  • Chris’s SAG movie pass. Going to the movies together has been a great way to connect. Due to Chris’s illness and our busy-ness, I feel we are ships passing in the night. But we’ve sat together at such amazing movies this year! Yesterday we saw Amour. Formidable! (my favorite French word!) Today we are going to see The Guilt Trip.
  • Abeach handful of sand from Siesta Key beach. The kids and I had such a restorative time hanging out at the prettiest beach in the world last spring. Great times, too, with my bro, Nicole, dad, and Marty.
  • A mosquito from the kids and my ill-fated camping trip to Fire Island.
  • Yoga mat. Because my mom still practices yoga and stands on her head.
  • Shake Shack fries. After teaching a semester of middle school creative writing, I take my kids to Shake Shack to celebrate.
  • School Swimming Pool and Van Cortlandt Park. I watch my kids play basketball, soccer, and baseball, but I spend most of my spectator time on the sidelines of the long benches of the pool or on the edges of the Van Corltandt Park track.
  • all the cousins
    all the cousins

    All of the cousins. Being with my four siblings and their kids for Thanksgiving was definitely the highlight of 2012.

  • President Barack Obama’s birth certificate. Just in case anyone, in the future, has any questions. The man is an American, all right already. Forward.

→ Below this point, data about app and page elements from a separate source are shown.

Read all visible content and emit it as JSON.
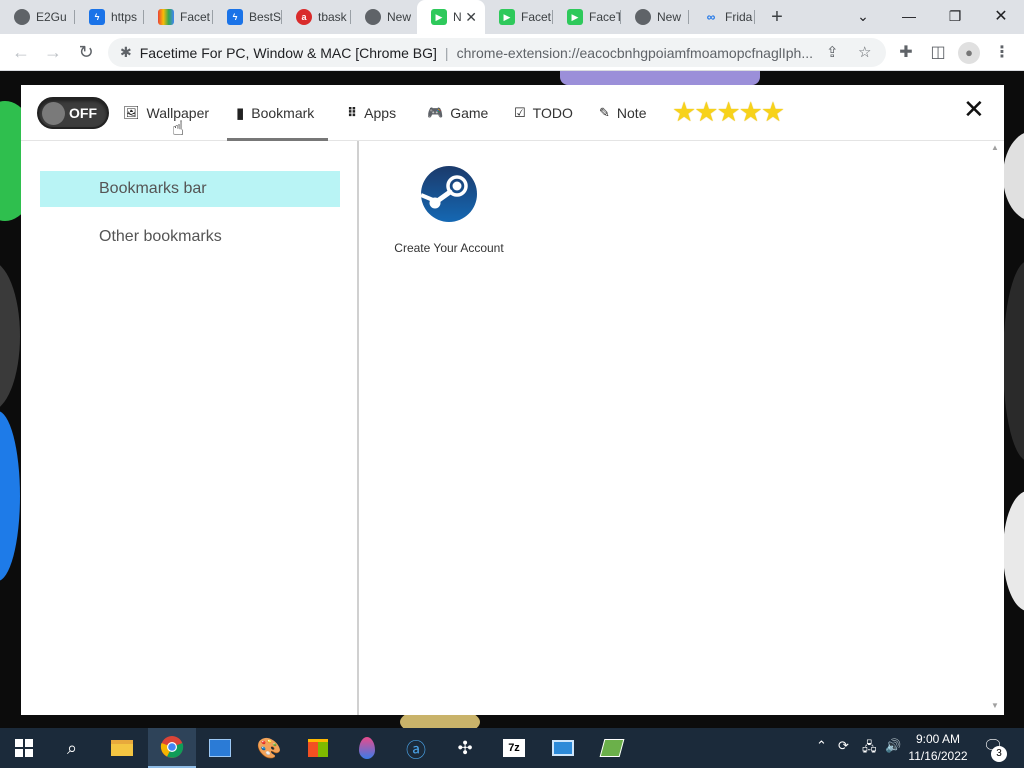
{
  "browser": {
    "tabs": [
      {
        "title": "E2Gu",
        "icon": "chrome-icon"
      },
      {
        "title": "https",
        "icon": "lightning-icon"
      },
      {
        "title": "Facet",
        "icon": "color-wheel-icon"
      },
      {
        "title": "BestS",
        "icon": "lightning-icon"
      },
      {
        "title": "tbask",
        "icon": "ask-icon"
      },
      {
        "title": "New",
        "icon": "chrome-icon"
      },
      {
        "title": "N",
        "icon": "facetime-icon",
        "active": true
      },
      {
        "title": "Facet",
        "icon": "facetime-icon"
      },
      {
        "title": "FaceT",
        "icon": "facetime-icon"
      },
      {
        "title": "New",
        "icon": "chrome-icon"
      },
      {
        "title": "Frida",
        "icon": "link-icon"
      }
    ],
    "address_bar": {
      "page_title": "Facetime For PC, Window & MAC [Chrome BG]",
      "url": "chrome-extension://eacocbnhgpoiamfmoamopcfnaglIph..."
    }
  },
  "extension": {
    "toggle_label": "OFF",
    "nav": [
      {
        "label": "Wallpaper",
        "icon": "image-icon"
      },
      {
        "label": "Bookmark",
        "icon": "bookmark-icon",
        "active": true
      },
      {
        "label": "Apps",
        "icon": "grid-icon"
      },
      {
        "label": "Game",
        "icon": "gamepad-icon"
      },
      {
        "label": "TODO",
        "icon": "checklist-icon"
      },
      {
        "label": "Note",
        "icon": "note-icon"
      }
    ],
    "rating_stars": 5,
    "sidebar": {
      "items": [
        {
          "label": "Bookmarks bar",
          "active": true
        },
        {
          "label": "Other bookmarks"
        }
      ]
    },
    "bookmarks": [
      {
        "label": "Create Your Account",
        "icon": "steam-icon"
      }
    ]
  },
  "taskbar": {
    "time": "9:00 AM",
    "date": "11/16/2022",
    "notification_count": "3",
    "apps": [
      "start",
      "search",
      "file-explorer",
      "chrome",
      "photos",
      "paint",
      "store",
      "edge-dev",
      "alexa",
      "network-app",
      "7zip",
      "remote-desktop",
      "sheets-app"
    ]
  },
  "colors": {
    "active_sidebar": "#b9f4f5",
    "stars": "#f7d21a",
    "taskbar": "#1b2a3a"
  }
}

2012 was a very good year.

Fixing the Problem

What problem does your business solve?

My friend Jolain told me that when she started her clothing line years ago, her goal was simply to make beautiful clothes. She said that wasn’t enough.

“A business has to solve a problem,” Jolain said.

When Kelly and I launched our new biz, we figured offering first-class writing workshops at non-luxury prices would answer a writer’s problem.

A writer’s challenge includes the need to:

  • be a part of a community
  • get published
  • find a sanctuary for dangerous writing
  • make time for writing
  • nurture creativity and beauty in a society that overlooks the arts.

Our biz does all that.

We use Field Notes to keep score when we play cards.

This morning I listened to a podcast about traveling salesmen (at Field Notes Brand, a company my brother co-founded). Ron Solberg praises the tenacity and brilliance of the early traveling salespeople who often sold books. And the customers appreciated how the salesmen delivered news, as well as products. They liked the free samples.

“The trick really was volume, the number of stops you make,” Solberg said.

And more winning advice: “Take advantage of the moment.”

In a sense, when I started the biz, I wanted to make and nurture beautiful writing the same way Jolain wanted to make beautiful clothing. But I am learning to sell as well as to create.

As a small business owner, I need to sustain my biz, so I must do both sales and art. And for both, I need to value beauty, tenacity, hard work, and being in the moment.